SUPPLIED MATERIAL:

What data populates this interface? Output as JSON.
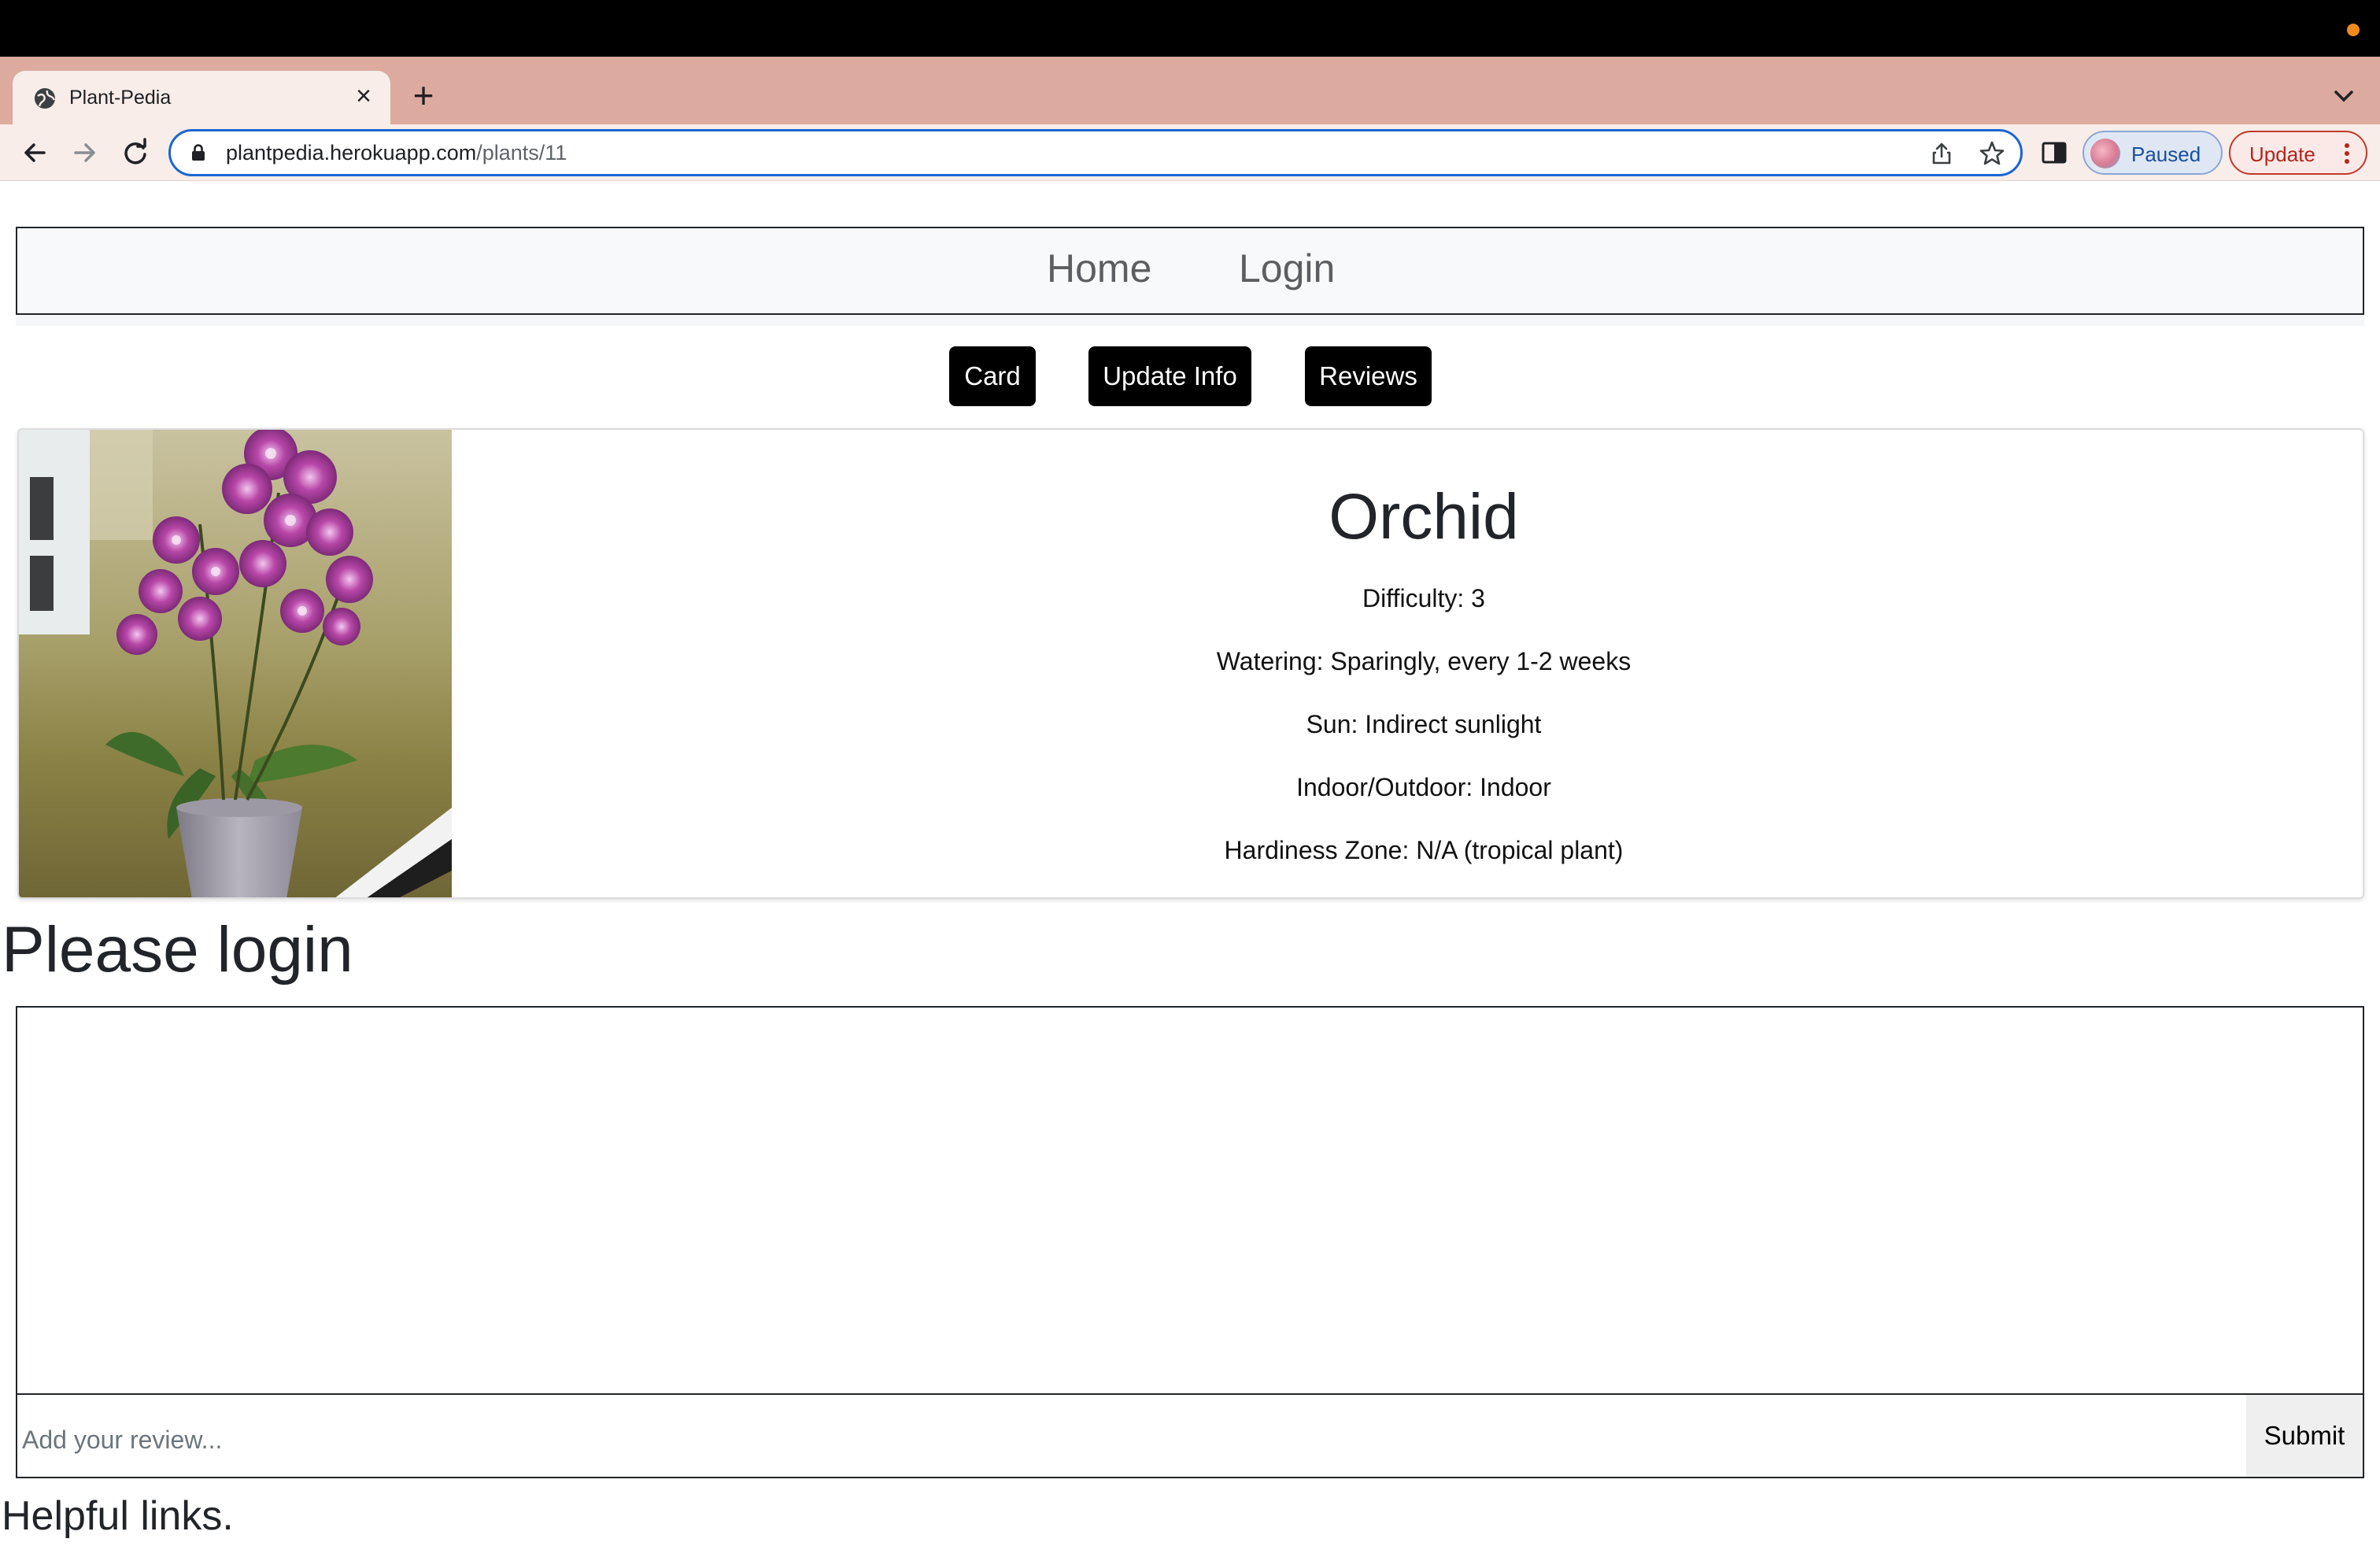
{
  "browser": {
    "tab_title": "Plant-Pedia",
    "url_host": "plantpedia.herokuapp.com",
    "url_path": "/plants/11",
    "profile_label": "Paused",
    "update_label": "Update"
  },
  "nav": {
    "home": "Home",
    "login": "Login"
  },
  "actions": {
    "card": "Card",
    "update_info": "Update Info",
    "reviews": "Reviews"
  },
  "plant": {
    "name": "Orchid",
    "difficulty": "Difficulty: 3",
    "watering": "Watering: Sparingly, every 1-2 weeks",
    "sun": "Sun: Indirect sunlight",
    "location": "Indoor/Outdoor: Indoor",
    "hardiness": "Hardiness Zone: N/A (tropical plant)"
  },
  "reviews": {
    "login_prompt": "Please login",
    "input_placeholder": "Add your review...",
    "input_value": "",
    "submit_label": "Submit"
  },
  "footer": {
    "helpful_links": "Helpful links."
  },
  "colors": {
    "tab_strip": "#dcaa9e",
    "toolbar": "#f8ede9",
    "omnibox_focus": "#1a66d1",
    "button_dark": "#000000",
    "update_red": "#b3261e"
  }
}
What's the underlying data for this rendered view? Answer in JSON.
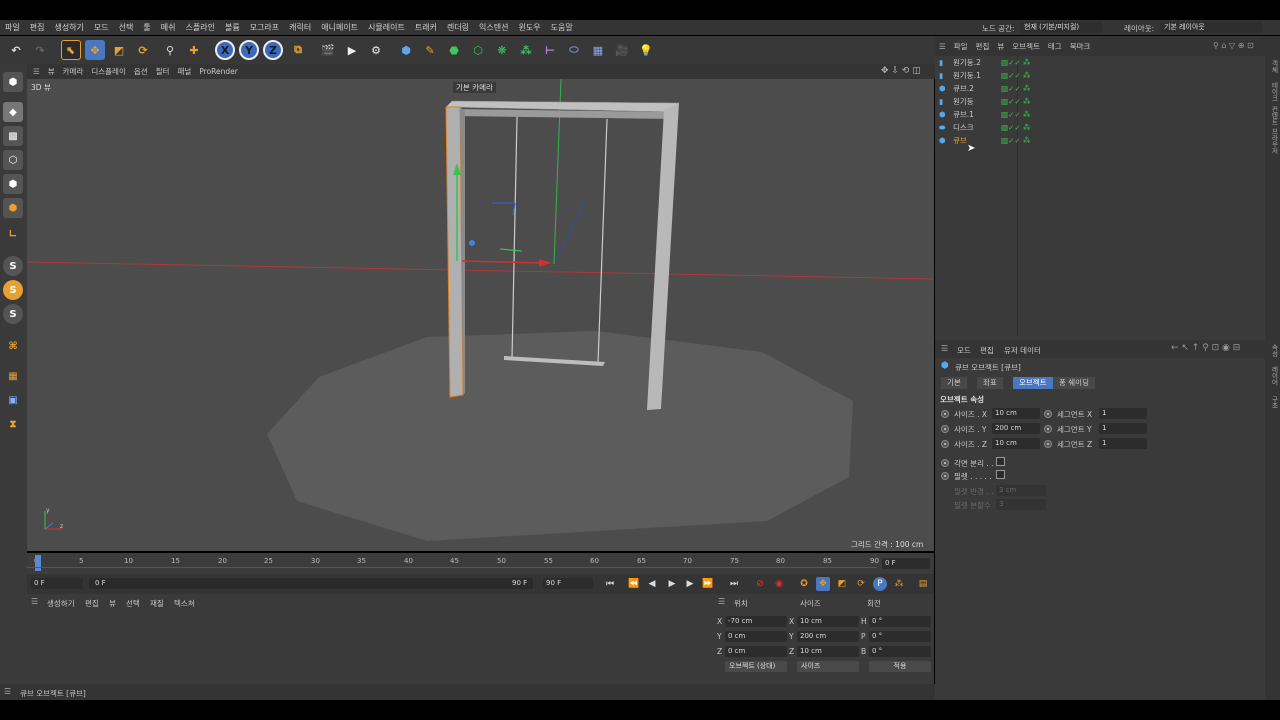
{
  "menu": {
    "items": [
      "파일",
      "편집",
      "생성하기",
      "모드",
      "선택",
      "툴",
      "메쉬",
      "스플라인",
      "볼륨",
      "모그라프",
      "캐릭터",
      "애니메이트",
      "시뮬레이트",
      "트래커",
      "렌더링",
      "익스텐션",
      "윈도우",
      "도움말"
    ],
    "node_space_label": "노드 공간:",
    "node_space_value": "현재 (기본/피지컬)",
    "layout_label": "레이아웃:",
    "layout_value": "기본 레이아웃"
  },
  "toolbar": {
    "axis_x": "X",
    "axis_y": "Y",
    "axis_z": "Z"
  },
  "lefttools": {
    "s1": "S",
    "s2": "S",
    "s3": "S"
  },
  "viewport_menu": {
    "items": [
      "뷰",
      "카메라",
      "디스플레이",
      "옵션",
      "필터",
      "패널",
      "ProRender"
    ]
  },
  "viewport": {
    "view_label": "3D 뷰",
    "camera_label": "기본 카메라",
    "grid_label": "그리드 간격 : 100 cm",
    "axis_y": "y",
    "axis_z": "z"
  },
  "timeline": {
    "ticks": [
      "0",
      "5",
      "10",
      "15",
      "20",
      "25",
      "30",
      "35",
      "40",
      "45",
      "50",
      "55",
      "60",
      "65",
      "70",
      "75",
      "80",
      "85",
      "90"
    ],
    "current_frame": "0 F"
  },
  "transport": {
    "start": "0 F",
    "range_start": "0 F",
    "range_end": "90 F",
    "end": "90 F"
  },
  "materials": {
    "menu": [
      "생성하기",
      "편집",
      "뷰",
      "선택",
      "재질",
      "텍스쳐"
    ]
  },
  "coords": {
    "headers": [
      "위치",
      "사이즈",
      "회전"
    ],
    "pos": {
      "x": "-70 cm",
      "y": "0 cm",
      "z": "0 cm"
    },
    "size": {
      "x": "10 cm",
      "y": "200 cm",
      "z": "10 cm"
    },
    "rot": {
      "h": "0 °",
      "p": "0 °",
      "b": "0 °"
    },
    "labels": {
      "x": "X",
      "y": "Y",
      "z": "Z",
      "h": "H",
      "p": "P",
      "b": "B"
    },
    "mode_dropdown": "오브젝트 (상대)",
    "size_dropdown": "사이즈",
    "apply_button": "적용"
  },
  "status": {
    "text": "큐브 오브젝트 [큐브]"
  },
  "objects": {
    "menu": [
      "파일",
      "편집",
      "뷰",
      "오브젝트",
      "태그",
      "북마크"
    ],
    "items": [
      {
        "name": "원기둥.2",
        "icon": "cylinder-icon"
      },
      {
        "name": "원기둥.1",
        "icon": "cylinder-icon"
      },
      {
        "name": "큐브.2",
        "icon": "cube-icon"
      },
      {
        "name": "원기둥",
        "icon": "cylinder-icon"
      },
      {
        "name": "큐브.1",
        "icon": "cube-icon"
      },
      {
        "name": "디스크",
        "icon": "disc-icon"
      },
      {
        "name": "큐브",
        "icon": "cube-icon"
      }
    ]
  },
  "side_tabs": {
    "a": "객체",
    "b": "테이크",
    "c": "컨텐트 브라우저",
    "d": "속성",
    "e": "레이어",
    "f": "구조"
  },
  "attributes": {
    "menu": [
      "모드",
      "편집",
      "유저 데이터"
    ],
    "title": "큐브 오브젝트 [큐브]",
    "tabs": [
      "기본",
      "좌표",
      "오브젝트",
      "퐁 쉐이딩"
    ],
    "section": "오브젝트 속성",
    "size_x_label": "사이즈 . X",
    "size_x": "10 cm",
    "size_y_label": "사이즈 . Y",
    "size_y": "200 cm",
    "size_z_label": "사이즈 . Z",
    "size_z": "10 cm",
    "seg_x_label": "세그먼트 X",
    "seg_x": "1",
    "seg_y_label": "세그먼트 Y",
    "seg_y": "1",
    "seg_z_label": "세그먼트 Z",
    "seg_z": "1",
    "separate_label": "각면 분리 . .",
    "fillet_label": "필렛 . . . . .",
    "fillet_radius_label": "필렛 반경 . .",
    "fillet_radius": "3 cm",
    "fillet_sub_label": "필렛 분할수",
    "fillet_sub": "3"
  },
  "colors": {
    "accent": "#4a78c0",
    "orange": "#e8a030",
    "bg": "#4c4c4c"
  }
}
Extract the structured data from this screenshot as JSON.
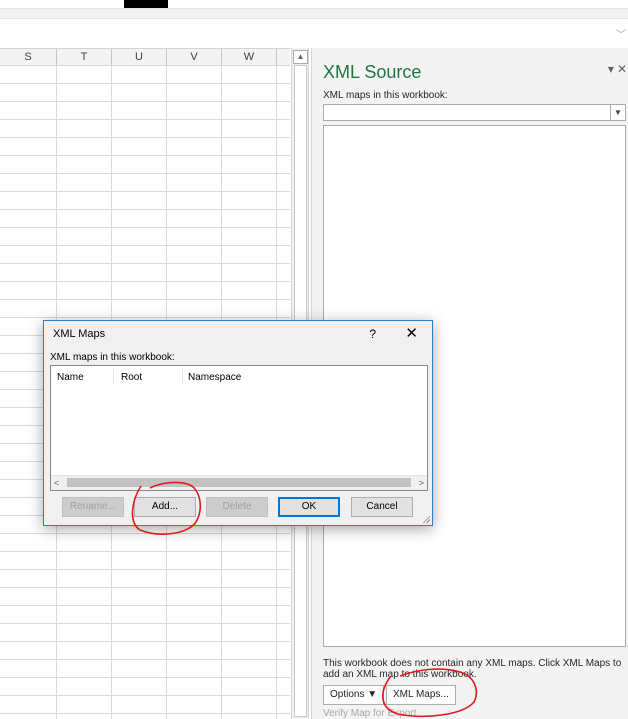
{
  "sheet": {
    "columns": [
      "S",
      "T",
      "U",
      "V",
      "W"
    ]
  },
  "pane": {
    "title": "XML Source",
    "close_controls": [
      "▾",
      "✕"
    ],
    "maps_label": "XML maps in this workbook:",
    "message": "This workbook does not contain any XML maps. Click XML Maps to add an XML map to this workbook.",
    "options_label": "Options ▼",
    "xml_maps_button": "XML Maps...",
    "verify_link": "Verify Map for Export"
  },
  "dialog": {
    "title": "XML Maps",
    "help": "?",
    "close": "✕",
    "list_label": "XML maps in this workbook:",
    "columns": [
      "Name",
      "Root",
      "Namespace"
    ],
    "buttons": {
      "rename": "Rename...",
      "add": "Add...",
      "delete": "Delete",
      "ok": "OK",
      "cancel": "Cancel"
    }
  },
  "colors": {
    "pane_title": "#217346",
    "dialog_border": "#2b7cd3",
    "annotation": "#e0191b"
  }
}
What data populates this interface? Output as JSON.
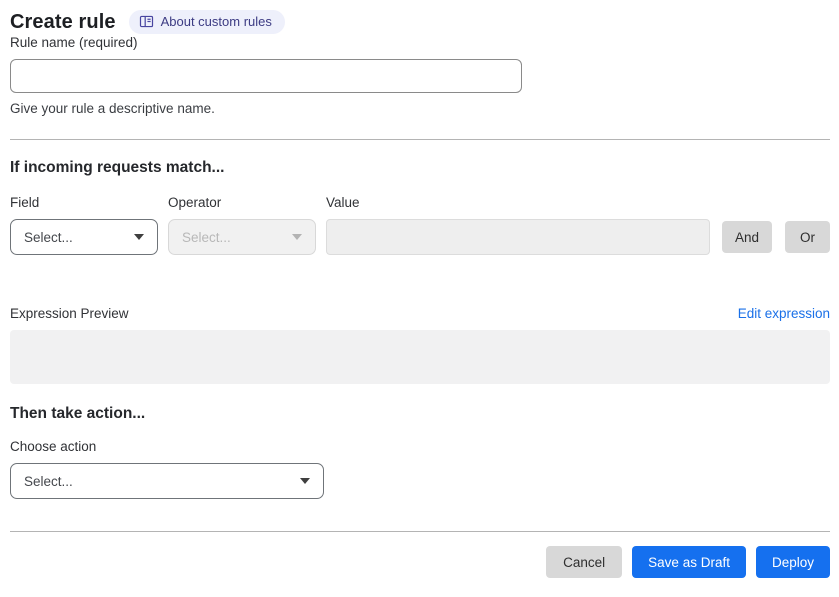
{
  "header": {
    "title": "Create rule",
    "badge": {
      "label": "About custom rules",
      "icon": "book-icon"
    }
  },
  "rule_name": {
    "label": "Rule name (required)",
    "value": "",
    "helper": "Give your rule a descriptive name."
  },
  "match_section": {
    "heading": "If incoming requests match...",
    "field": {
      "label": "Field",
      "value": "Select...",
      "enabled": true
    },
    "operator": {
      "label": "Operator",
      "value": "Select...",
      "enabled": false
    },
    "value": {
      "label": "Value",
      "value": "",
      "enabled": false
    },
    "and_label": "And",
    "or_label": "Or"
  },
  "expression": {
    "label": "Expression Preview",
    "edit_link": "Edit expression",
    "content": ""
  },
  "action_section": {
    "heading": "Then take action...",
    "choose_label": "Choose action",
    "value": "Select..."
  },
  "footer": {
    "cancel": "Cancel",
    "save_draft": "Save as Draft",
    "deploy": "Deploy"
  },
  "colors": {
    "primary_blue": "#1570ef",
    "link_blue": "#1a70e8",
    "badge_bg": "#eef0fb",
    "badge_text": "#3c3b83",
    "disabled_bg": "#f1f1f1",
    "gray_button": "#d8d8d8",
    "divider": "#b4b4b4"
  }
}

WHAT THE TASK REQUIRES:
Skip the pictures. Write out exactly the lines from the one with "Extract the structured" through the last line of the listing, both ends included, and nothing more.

COMPLETED TASK:
Extract the structured data from this screenshot as JSON.
{
  "sheet": {
    "columns": [
      "S",
      "T",
      "U",
      "V",
      "W"
    ]
  },
  "pane": {
    "title": "XML Source",
    "close_controls": [
      "▾",
      "✕"
    ],
    "maps_label": "XML maps in this workbook:",
    "message": "This workbook does not contain any XML maps. Click XML Maps to add an XML map to this workbook.",
    "options_label": "Options ▼",
    "xml_maps_button": "XML Maps...",
    "verify_link": "Verify Map for Export"
  },
  "dialog": {
    "title": "XML Maps",
    "help": "?",
    "close": "✕",
    "list_label": "XML maps in this workbook:",
    "columns": [
      "Name",
      "Root",
      "Namespace"
    ],
    "buttons": {
      "rename": "Rename...",
      "add": "Add...",
      "delete": "Delete",
      "ok": "OK",
      "cancel": "Cancel"
    }
  },
  "colors": {
    "pane_title": "#217346",
    "dialog_border": "#2b7cd3",
    "annotation": "#e0191b"
  }
}
What data populates this interface? Output as JSON.
{
  "header": {
    "title": "Create rule",
    "badge": {
      "label": "About custom rules",
      "icon": "book-icon"
    }
  },
  "rule_name": {
    "label": "Rule name (required)",
    "value": "",
    "helper": "Give your rule a descriptive name."
  },
  "match_section": {
    "heading": "If incoming requests match...",
    "field": {
      "label": "Field",
      "value": "Select...",
      "enabled": true
    },
    "operator": {
      "label": "Operator",
      "value": "Select...",
      "enabled": false
    },
    "value": {
      "label": "Value",
      "value": "",
      "enabled": false
    },
    "and_label": "And",
    "or_label": "Or"
  },
  "expression": {
    "label": "Expression Preview",
    "edit_link": "Edit expression",
    "content": ""
  },
  "action_section": {
    "heading": "Then take action...",
    "choose_label": "Choose action",
    "value": "Select..."
  },
  "footer": {
    "cancel": "Cancel",
    "save_draft": "Save as Draft",
    "deploy": "Deploy"
  },
  "colors": {
    "primary_blue": "#1570ef",
    "link_blue": "#1a70e8",
    "badge_bg": "#eef0fb",
    "badge_text": "#3c3b83",
    "disabled_bg": "#f1f1f1",
    "gray_button": "#d8d8d8",
    "divider": "#b4b4b4"
  }
}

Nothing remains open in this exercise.